Before she became a household name for her internationally acclaimed illustration work, Mary Engelbreit was a typical young adult finding a way to make a living in St. Louis. In her late teens and early 20s, she worked at a local art store and an ad agency — and then landed a job as an editorial artist for the St. Louis Post-Dispatch.
She was let go during her probation period, she told listeners Wednesday during an interview with St. Louis on the Air. The unceremonious goodbye came after she challenged the fact that men were paid much more than women.
“I was being paid more than I ever, ever thought I would ever, ever make as an artist. I was perfectly happy with what I was being paid,” she said. “But I knew other women were also suing the Post for the pay difference, and I felt like I should say something. And so I was still in my probation period, and I went to whoever I went to and said, ‘I hate to complain, I’m sorry, but there’s really quite a difference,’ and they said, ‘Oh, you’re right!’ And they gave me all my backpay and said, ‘We’re not going to need you anymore.’”

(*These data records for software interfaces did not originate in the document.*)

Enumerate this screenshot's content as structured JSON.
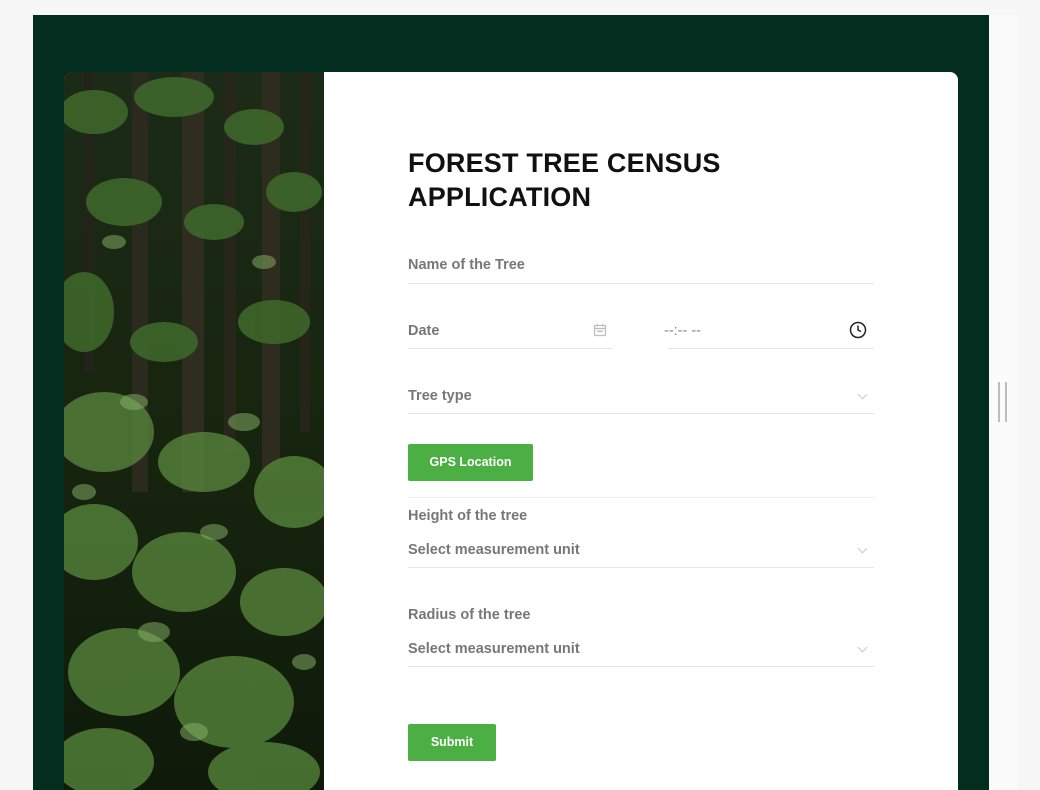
{
  "form": {
    "title": "FOREST TREE CENSUS APPLICATION",
    "tree_name_placeholder": "Name of the Tree",
    "date_placeholder": "Date",
    "time_placeholder": "--:-- --",
    "tree_type_placeholder": "Tree type",
    "gps_button_label": "GPS Location",
    "height_label": "Height of the tree",
    "height_unit_placeholder": "Select measurement unit",
    "radius_label": "Radius of the tree",
    "radius_unit_placeholder": "Select measurement unit",
    "submit_label": "Submit"
  },
  "icons": {
    "date": "calendar-icon",
    "time": "clock-icon",
    "dropdown": "chevron-down-icon"
  },
  "colors": {
    "page_background": "#032d1e",
    "card_background": "#ffffff",
    "primary_button": "#4caf43",
    "field_text": "#777777"
  }
}
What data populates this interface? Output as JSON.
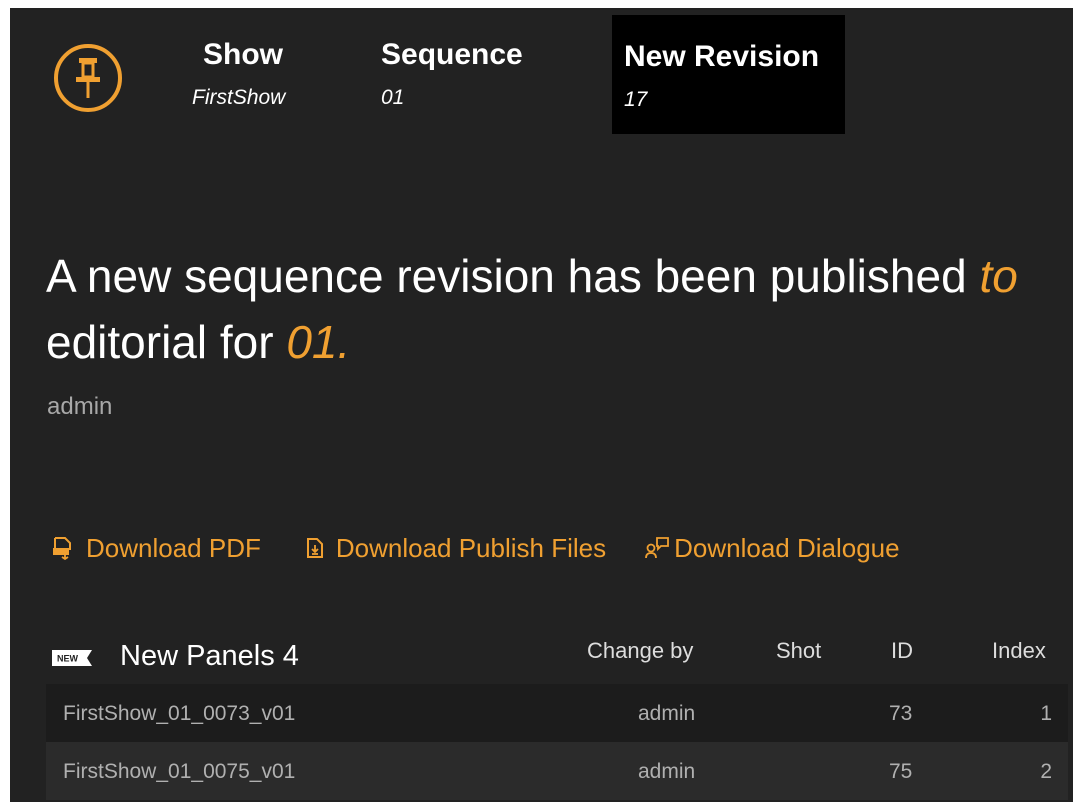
{
  "header": {
    "logo_icon": "pushpin-icon",
    "show": {
      "label": "Show",
      "value": "FirstShow"
    },
    "sequence": {
      "label": "Sequence",
      "value": "01"
    },
    "revision": {
      "label": "New Revision",
      "value": "17"
    }
  },
  "message": {
    "text_before": "A new sequence revision has been published ",
    "highlight_to": "to",
    "text_middle": " editorial for ",
    "highlight_seq": "01.",
    "author": "admin"
  },
  "actions": [
    {
      "label": "Download PDF",
      "icon": "pdf-download-icon"
    },
    {
      "label": "Download Publish Files",
      "icon": "file-download-icon"
    },
    {
      "label": "Download Dialogue",
      "icon": "dialogue-icon"
    }
  ],
  "panels": {
    "badge": "NEW",
    "title": "New Panels 4",
    "columns": {
      "change_by": "Change by",
      "shot": "Shot",
      "id": "ID",
      "index": "Index"
    },
    "rows": [
      {
        "name": "FirstShow_01_0073_v01",
        "change_by": "admin",
        "shot": "",
        "id": "73",
        "index": "1"
      },
      {
        "name": "FirstShow_01_0075_v01",
        "change_by": "admin",
        "shot": "",
        "id": "75",
        "index": "2"
      }
    ]
  },
  "colors": {
    "accent": "#f0a031",
    "background": "#222222",
    "active_tab": "#000000"
  }
}
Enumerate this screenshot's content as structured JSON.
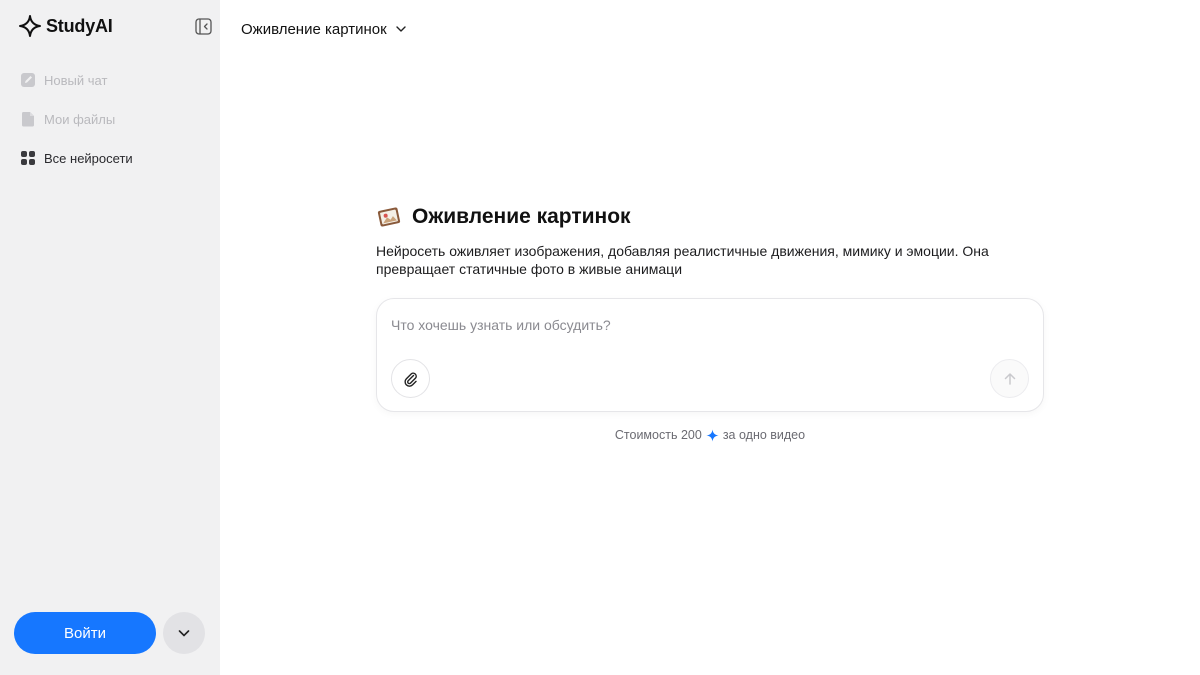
{
  "brand": {
    "name": "StudyAI"
  },
  "sidebar": {
    "items": [
      {
        "label": "Новый чат",
        "icon": "edit-icon",
        "disabled": true
      },
      {
        "label": "Мои файлы",
        "icon": "file-icon",
        "disabled": true
      },
      {
        "label": "Все нейросети",
        "icon": "grid-icon",
        "disabled": false
      }
    ],
    "login_label": "Войти"
  },
  "header": {
    "model_name": "Оживление картинок"
  },
  "main": {
    "title": "Оживление картинок",
    "description": "Нейросеть оживляет изображения, добавляя реалистичные движения, мимику и эмоции. Она превращает статичные фото в живые анимаци",
    "composer": {
      "placeholder": "Что хочешь узнать или обсудить?",
      "value": ""
    },
    "cost": {
      "prefix": "Стоимость 200",
      "suffix": "за одно видео"
    }
  },
  "colors": {
    "accent": "#1677ff",
    "sidebar_bg": "#f1f1f2",
    "spark": "#1677ff"
  }
}
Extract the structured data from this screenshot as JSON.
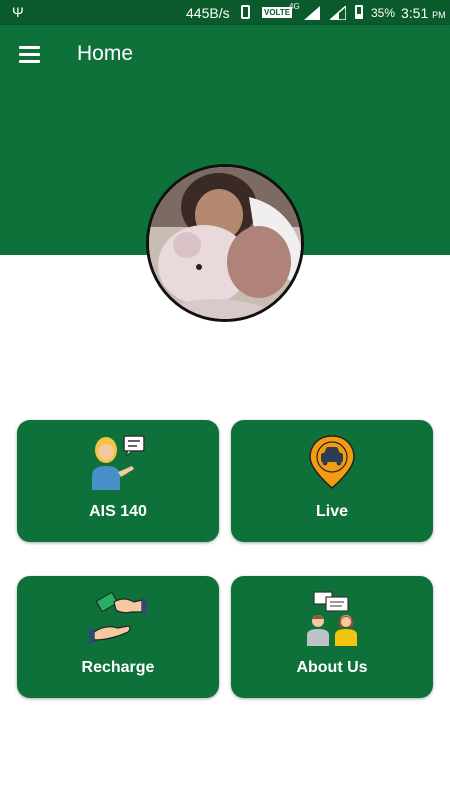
{
  "status_bar": {
    "speed": "445B/s",
    "volte": "VOLTE",
    "network": "4G",
    "battery_percent": "35%",
    "time": "3:51",
    "ampm": "PM"
  },
  "app_bar": {
    "title": "Home"
  },
  "tiles": [
    {
      "label": "AIS 140",
      "icon": "person-chat-icon"
    },
    {
      "label": "Live",
      "icon": "car-location-pin-icon"
    },
    {
      "label": "Recharge",
      "icon": "hands-money-icon"
    },
    {
      "label": "About Us",
      "icon": "people-meeting-icon"
    }
  ],
  "colors": {
    "primary": "#0f713a",
    "status_bar": "#0a5a2c"
  }
}
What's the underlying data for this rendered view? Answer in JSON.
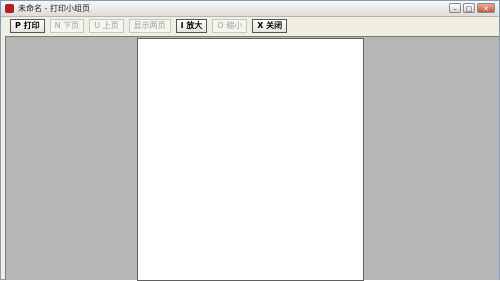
{
  "window": {
    "title": "未命名 - 打印小组页",
    "controls": {
      "minimize": "–",
      "maximize": "□",
      "close": "✕"
    }
  },
  "toolbar": {
    "buttons": [
      {
        "label": "P 打印",
        "enabled": true
      },
      {
        "label": "N 下页",
        "enabled": false
      },
      {
        "label": "U 上页",
        "enabled": false
      },
      {
        "label": "显示两页",
        "enabled": false
      },
      {
        "label": "I 放大",
        "enabled": true
      },
      {
        "label": "O 缩小",
        "enabled": false
      },
      {
        "label": "X 关闭",
        "enabled": true
      }
    ]
  },
  "colors": {
    "preview_background": "#b6b6b6",
    "page": "#ffffff",
    "frame": "#f1efe2"
  },
  "icons": {
    "app": "app-icon"
  }
}
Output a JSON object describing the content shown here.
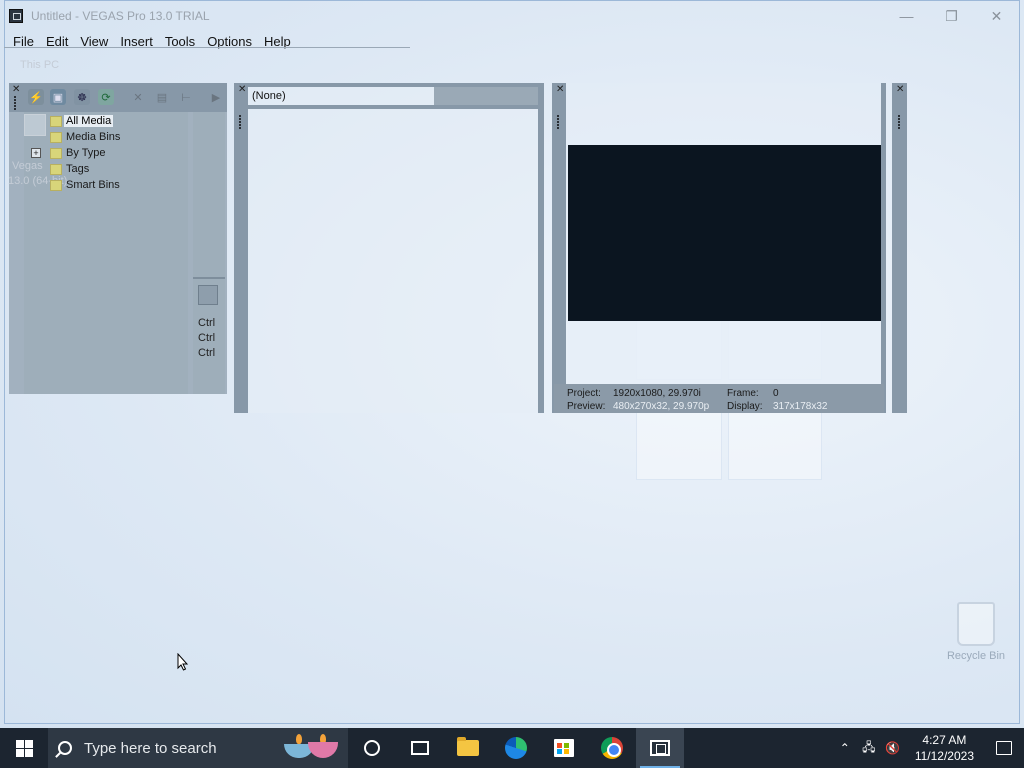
{
  "window": {
    "title": "Untitled - VEGAS Pro 13.0 TRIAL",
    "minimize_icon": "minimize-icon",
    "restore_icon": "restore-icon",
    "close_icon": "close-icon"
  },
  "menu": [
    "File",
    "Edit",
    "View",
    "Insert",
    "Tools",
    "Options",
    "Help"
  ],
  "ghost": {
    "this_pc": "This PC",
    "vegas_line1": "Vegas",
    "vegas_line2": "13.0 (64-bit)"
  },
  "explorer": {
    "tree": [
      "All Media",
      "Media Bins",
      "By Type",
      "Tags",
      "Smart Bins"
    ],
    "expand_symbol": "+",
    "ctrl_labels": [
      "Ctrl",
      "Ctrl",
      "Ctrl"
    ]
  },
  "trimmer": {
    "label": "(None)"
  },
  "preview": {
    "project_label": "Project:",
    "project_value": "1920x1080, 29.970i",
    "frame_label": "Frame:",
    "frame_value": "0",
    "preview_label": "Preview:",
    "preview_value": "480x270x32, 29.970p",
    "display_label": "Display:",
    "display_value": "317x178x32"
  },
  "desktop": {
    "recycle_bin": "Recycle Bin"
  },
  "taskbar": {
    "search_placeholder": "Type here to search",
    "time": "4:27 AM",
    "date": "11/12/2023"
  },
  "colors": {
    "taskbar_bg": "#1c2530",
    "panel_bg": "#a2b1bf",
    "preview_black": "#0b1520"
  }
}
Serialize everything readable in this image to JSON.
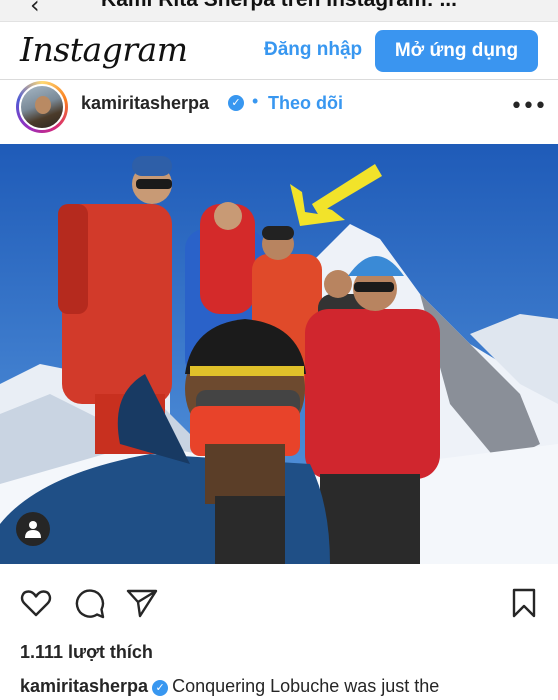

Added Engelbreit: “I was thrilled. I did not like that job.”
Leaving the daily newspaper, she added, gave her the time to develop greeting cards, and from there, what would become a wildly popular company bearing her name. Throughout her career, her lifelong love for drawing has remained central. She continues to call St. Louis home.
Engelbreit said her career might have benefited if she'd been willing to travel more, or been a bit more ambitious.
“I could have done the TV thing, or that sort of thing,” she said. “But that’s not what I wanted to do. I really just wanted to sit in my studio and draw. You could do that from anywhere. And I loved St. Louis. My family was here, all my friends were here, and I never had a desire to leave.”
Engelbreit said she’s looking forward to being interviewed by Left Banks Book co-owner Kris Kleindienst at Bookfest this Saturday. Kleindienst is a good friend, Engelbreit said, and her store was among the first to carry Engelbreit’s work.
Engelbreit said she is looking forward to opening up a bit about her politics, which she has become more outspoken about in the wake of Ferguson.
“I was very upset by the killing of Michael Brown,” she said. “I felt like it was an important issue, and I had to say something. I feel like if you’ve got a platform and there’s something you feel strongly about, and you feel you might be able to make a difference or change a mind or two, that you should do it. You should speak up.”
What: Mary Engelbreit and Kris Kleindienst in Conversation
When: 2 p.m. Saturday, Sept. 21, 2019, during BookFest
Where: McPherson Tent (near Euclid and McPherson avenues)
What: BookFest St. Louis
When: All day Saturday, Sept. 21, 2019
Where: Euclid and McPherson avenues and surrounding Central West End area
“St. Louis on the Air” brings you the stories of St. Louis and the people who live, work and create in our region. The show is hosted by Sarah Fenske and produced by Alex Heuer, Emily Woodbury, Evie Hemphill, Lara Hamdan and Alexis Moore. The engineer is Aaron Doerr, and production assistance is provided by Charlie McDonald.
Send questions and comments about this story to email@example.com.